### Element data from apps and pages:
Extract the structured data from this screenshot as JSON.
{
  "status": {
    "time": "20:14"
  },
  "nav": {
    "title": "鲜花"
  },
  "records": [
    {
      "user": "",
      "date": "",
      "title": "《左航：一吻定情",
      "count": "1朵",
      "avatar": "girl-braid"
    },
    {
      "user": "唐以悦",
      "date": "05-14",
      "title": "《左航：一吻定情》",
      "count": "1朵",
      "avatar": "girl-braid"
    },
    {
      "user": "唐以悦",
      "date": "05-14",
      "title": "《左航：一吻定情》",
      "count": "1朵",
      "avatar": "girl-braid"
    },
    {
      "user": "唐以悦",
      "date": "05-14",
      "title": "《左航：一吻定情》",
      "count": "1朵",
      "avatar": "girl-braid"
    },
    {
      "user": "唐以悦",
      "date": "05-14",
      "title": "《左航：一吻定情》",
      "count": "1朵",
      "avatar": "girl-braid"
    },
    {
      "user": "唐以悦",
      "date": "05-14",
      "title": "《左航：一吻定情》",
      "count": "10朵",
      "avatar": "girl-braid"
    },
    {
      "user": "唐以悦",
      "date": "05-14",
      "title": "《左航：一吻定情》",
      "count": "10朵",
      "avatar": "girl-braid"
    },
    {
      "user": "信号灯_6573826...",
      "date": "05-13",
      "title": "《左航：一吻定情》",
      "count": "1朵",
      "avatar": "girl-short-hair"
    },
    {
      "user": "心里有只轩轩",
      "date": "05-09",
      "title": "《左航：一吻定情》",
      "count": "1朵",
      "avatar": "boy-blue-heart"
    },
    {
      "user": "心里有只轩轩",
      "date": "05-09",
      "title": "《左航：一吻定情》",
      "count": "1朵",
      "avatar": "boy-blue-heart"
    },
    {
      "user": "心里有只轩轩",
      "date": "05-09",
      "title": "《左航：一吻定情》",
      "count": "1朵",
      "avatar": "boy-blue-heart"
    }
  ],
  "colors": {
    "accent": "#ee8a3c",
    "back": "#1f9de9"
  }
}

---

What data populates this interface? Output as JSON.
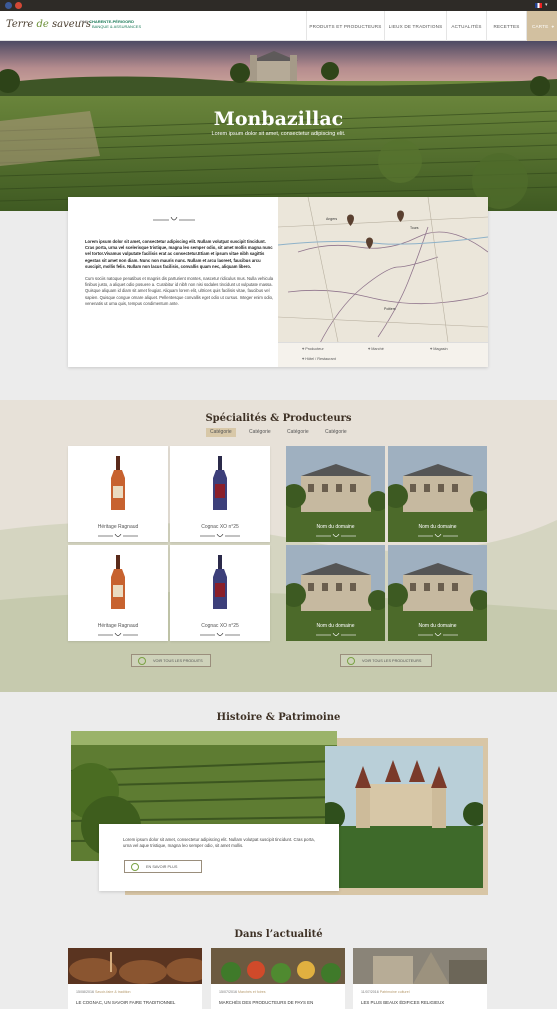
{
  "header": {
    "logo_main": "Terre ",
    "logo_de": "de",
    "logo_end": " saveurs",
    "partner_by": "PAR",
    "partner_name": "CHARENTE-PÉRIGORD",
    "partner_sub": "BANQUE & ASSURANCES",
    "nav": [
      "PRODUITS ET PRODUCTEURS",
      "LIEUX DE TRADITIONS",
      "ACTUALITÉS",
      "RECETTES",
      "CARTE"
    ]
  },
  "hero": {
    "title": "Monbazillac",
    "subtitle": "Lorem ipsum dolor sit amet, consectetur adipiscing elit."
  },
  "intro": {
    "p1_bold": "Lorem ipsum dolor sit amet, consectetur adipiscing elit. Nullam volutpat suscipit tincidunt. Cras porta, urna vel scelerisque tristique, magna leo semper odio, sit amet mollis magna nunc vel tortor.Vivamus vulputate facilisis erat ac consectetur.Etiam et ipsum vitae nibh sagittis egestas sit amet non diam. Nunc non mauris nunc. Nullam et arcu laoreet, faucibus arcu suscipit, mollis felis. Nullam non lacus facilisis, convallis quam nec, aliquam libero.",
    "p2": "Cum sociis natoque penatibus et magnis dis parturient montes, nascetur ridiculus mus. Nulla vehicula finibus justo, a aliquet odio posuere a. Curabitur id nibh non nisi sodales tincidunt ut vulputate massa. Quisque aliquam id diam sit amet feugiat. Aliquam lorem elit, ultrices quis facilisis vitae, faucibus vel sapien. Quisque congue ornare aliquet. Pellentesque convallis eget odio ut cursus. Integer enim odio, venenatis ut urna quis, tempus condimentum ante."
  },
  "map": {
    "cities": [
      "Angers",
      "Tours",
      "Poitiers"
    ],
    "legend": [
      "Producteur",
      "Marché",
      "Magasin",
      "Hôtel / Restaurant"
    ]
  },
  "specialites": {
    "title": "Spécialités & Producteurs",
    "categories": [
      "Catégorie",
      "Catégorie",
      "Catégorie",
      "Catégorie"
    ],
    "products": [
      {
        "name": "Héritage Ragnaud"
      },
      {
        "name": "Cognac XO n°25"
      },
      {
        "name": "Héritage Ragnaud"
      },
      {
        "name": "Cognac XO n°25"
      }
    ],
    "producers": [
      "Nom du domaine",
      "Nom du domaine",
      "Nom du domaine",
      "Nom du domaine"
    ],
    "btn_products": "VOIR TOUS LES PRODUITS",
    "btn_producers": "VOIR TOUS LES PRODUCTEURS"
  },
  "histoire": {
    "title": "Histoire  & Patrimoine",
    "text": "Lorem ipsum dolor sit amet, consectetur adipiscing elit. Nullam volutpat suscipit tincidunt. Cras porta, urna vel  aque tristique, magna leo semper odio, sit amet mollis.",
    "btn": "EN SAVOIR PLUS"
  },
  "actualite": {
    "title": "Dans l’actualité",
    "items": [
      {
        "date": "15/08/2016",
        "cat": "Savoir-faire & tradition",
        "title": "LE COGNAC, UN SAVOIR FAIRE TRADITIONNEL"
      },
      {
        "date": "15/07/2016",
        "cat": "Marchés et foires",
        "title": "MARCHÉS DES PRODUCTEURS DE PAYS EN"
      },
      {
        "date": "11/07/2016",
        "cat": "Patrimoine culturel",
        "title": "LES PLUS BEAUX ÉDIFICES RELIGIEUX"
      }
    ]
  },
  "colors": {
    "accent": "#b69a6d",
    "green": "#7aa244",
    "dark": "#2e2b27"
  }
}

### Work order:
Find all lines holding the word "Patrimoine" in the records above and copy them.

### Solved exercise:
    "title": "Histoire  & Patrimoine",
        "cat": "Patrimoine culturel",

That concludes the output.